» **ASSIGNMENT**:
State how many lines in the listing below include the word "birth", and add nothing besides the number.

» **INPUT MATERIAL**:
═══
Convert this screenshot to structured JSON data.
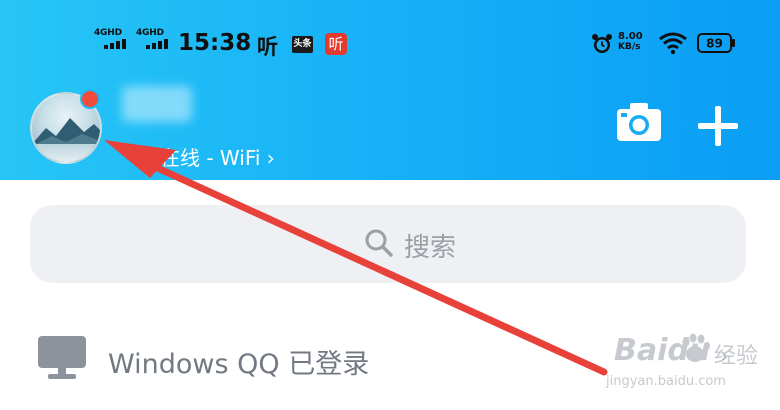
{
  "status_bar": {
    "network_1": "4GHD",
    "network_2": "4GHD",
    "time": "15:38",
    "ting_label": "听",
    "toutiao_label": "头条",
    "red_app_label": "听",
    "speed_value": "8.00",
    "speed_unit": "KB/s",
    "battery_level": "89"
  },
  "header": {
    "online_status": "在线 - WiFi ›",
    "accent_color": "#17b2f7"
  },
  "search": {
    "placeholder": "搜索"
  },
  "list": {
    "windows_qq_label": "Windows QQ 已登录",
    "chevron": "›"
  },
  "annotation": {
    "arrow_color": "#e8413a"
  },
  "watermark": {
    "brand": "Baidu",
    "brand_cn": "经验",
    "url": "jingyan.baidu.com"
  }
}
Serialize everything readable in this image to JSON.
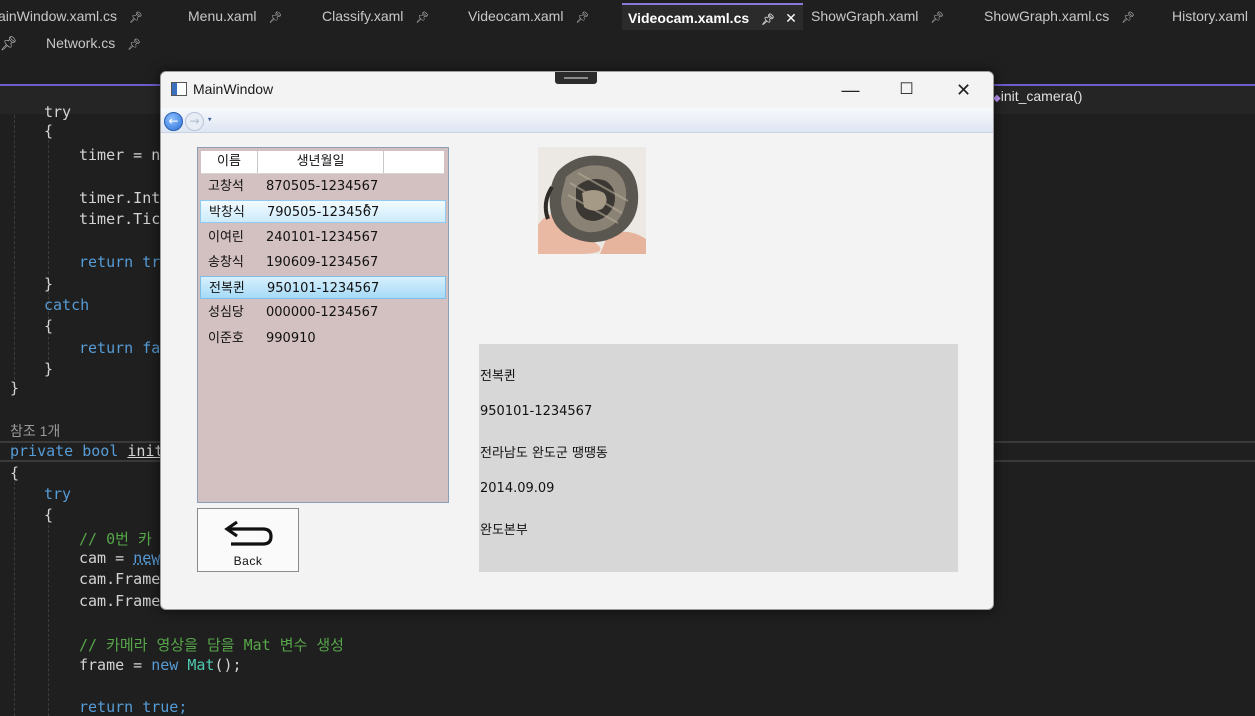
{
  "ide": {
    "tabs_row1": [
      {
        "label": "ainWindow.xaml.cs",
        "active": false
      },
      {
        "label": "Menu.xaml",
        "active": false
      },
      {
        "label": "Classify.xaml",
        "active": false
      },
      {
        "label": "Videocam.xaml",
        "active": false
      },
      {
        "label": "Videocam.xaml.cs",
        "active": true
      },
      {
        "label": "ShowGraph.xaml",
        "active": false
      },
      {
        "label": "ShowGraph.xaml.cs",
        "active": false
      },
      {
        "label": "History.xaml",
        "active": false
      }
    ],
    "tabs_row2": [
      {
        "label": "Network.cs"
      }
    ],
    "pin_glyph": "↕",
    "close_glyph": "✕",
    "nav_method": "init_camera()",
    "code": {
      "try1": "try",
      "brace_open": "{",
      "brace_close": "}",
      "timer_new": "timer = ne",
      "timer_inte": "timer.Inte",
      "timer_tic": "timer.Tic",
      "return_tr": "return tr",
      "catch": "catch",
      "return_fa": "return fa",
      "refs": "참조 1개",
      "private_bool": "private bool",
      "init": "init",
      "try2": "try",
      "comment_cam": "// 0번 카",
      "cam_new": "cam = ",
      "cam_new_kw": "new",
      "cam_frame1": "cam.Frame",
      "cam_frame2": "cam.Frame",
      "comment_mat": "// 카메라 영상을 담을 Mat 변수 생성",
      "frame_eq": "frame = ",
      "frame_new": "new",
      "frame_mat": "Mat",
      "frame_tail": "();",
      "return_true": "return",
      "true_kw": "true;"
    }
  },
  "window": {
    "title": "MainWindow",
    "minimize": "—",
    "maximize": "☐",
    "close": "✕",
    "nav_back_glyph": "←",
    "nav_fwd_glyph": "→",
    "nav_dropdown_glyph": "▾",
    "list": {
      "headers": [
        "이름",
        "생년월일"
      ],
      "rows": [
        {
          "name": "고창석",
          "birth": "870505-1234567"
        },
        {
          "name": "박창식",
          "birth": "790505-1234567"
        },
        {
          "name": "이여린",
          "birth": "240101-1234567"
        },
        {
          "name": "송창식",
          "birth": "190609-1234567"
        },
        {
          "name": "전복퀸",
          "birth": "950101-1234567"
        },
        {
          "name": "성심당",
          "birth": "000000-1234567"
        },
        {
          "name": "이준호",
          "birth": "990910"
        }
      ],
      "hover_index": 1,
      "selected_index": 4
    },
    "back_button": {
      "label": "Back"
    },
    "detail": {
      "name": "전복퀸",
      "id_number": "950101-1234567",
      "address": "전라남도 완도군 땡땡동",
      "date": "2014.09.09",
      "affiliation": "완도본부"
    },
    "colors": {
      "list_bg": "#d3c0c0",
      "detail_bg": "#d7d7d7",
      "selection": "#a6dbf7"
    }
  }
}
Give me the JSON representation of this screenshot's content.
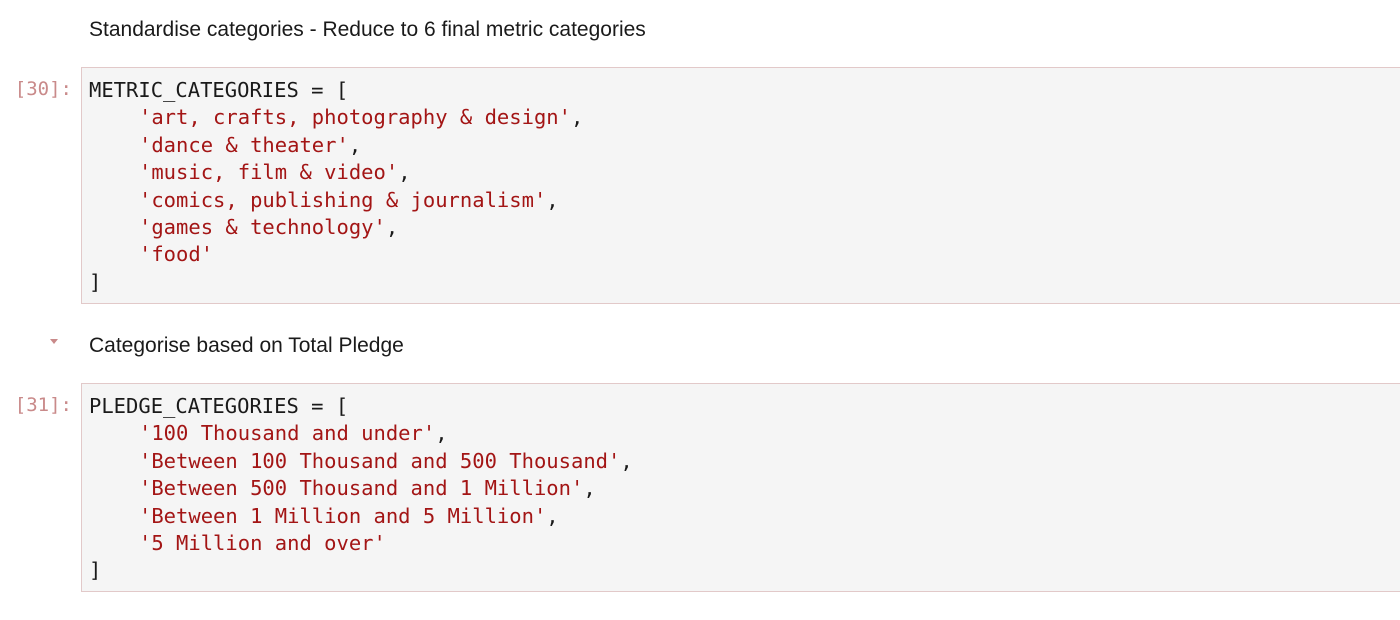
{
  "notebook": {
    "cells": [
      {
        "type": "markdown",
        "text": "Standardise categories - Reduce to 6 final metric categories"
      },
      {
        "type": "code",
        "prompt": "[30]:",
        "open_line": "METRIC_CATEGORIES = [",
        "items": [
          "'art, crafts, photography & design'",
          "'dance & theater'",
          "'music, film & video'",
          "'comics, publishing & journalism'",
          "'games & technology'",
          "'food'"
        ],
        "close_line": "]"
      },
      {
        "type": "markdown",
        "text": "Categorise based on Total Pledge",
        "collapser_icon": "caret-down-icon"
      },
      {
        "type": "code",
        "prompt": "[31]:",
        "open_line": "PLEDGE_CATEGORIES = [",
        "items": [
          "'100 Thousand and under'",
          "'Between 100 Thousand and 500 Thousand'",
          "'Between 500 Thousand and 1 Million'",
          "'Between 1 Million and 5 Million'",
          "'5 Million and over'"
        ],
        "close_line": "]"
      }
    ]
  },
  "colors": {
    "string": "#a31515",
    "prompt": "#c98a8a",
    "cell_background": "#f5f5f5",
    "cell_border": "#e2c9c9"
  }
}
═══
» **ANSWER AREA**:
7